The collaborative efforts between Singapore and regulatory authorities from Japan, Switzerland, and the U.K. signify a growing recognition of the importance of digital assets and the need for regulatory clarity in their adoption.
As more jurisdictions embrace the potential of blockchain technology and digital assets, international cooperation becomes crucial to establish common standards and harmonize regulatory approaches. The outcomes of these pilot programs can shape future regulations and pave the way for increased innovation and adoption of digital assets globally.
It is worth noting that the new initiative builds upon Singapore’s ongoing asset tokenization project, known as Project Guardian, which was launched in 2022. Under the project, MAS collaborated with 15 financial institutions to conduct pilots on asset tokenization, foreign exchange, and digital asset management products.
According to the central bank, these initiatives have demonstrated the potential for significant market and transaction efficiencies through tokenization. “These pilots have demonstrated the potential to reap significant market and transaction efficiencies from using tokenization,” MAS said.
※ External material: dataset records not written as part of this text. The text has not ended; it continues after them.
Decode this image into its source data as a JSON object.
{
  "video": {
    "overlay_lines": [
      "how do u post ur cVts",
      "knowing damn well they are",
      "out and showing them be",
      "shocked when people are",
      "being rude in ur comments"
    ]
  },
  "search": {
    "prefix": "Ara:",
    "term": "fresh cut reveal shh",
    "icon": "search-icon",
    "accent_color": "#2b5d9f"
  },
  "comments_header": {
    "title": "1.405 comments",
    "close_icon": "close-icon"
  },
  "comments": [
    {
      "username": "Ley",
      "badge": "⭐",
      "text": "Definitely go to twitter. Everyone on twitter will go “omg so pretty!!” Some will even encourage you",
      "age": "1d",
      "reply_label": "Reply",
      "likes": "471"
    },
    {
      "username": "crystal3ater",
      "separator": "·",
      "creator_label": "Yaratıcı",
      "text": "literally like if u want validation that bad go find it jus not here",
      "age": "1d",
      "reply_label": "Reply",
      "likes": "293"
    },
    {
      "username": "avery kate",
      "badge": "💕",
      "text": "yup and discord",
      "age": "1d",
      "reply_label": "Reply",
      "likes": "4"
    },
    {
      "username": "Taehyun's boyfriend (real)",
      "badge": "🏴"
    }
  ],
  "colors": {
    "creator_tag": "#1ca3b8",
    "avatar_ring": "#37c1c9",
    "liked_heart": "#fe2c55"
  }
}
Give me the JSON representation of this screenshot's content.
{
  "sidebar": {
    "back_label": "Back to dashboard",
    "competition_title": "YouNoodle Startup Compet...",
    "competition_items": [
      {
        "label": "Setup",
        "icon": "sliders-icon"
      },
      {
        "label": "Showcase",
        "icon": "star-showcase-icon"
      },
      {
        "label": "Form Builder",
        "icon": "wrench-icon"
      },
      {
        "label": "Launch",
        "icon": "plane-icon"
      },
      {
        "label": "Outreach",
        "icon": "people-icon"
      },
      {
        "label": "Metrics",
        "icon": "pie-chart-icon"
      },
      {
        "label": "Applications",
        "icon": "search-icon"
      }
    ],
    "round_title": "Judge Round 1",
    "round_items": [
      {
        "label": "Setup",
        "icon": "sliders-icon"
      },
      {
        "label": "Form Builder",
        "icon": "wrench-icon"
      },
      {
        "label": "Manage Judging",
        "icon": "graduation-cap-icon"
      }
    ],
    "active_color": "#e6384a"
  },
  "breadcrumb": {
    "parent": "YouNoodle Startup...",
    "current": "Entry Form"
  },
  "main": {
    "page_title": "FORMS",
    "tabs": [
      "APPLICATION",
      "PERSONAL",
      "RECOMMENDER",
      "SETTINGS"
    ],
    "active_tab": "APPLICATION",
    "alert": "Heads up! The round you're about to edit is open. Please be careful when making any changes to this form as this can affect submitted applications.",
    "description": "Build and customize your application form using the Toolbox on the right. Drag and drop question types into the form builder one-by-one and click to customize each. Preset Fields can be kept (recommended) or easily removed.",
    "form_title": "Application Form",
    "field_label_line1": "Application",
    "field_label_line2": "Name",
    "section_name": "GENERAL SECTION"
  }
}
Nirmala Sitharaman, India’s Finance Minister, has claimed that a global collaboration would be required for any effective regulation. In July last year, she said the Reserve Bank of India (RBI) believes cryptocurrencies are not currencies because every modern currency needs to be issued by the government or central bank.
“Cryptocurrencies are by definition borderless and require international collaboration to prevent regulatory arbitrage. Therefore, any legislation for regulation or for banning can be effective only after significant international collaboration on evaluation of the risks and benefits and evolution of common taxonomy and standards”.
In fact, for this reason, the G20 countries plan to create a policy consensus on cryptocurrencies in a bid to better regulate the asset class. According to a report by Reuters, the implications of crypto assets for the economy, monetary policy, and the banking sector should be studied to inform this consensus.
🇮🇳India's Finance Minister Sri Nirmala Sitharaman – " 🇮🇳India's G20 presidency addresses #crypto regulation and seeks a global framework with the IMF"#Bitcoin #cryptocurrency pic.twitter.com/fCqtuBqzLg
— Ajay Kashyap (@EverythingAjay) September 5, 2023
In a May report, the World Economic Forum (WEF) also said coordinating regulatory frameworks for the crypto sector is a complex challenge that requires global collaboration. It noted that countries have pursued their own regulatory paths, prioritizing aspects such as consumer protection, prevention of illicit financing, and financial stability, which has led to diverse approaches.
“The varied approaches have led to regulatory fragmentation, increased risks arising from opportunities for regulatory arbitrage, and a lack of clarity on the status of the crypto environment in multiple jurisdictions,” the WEF wrote.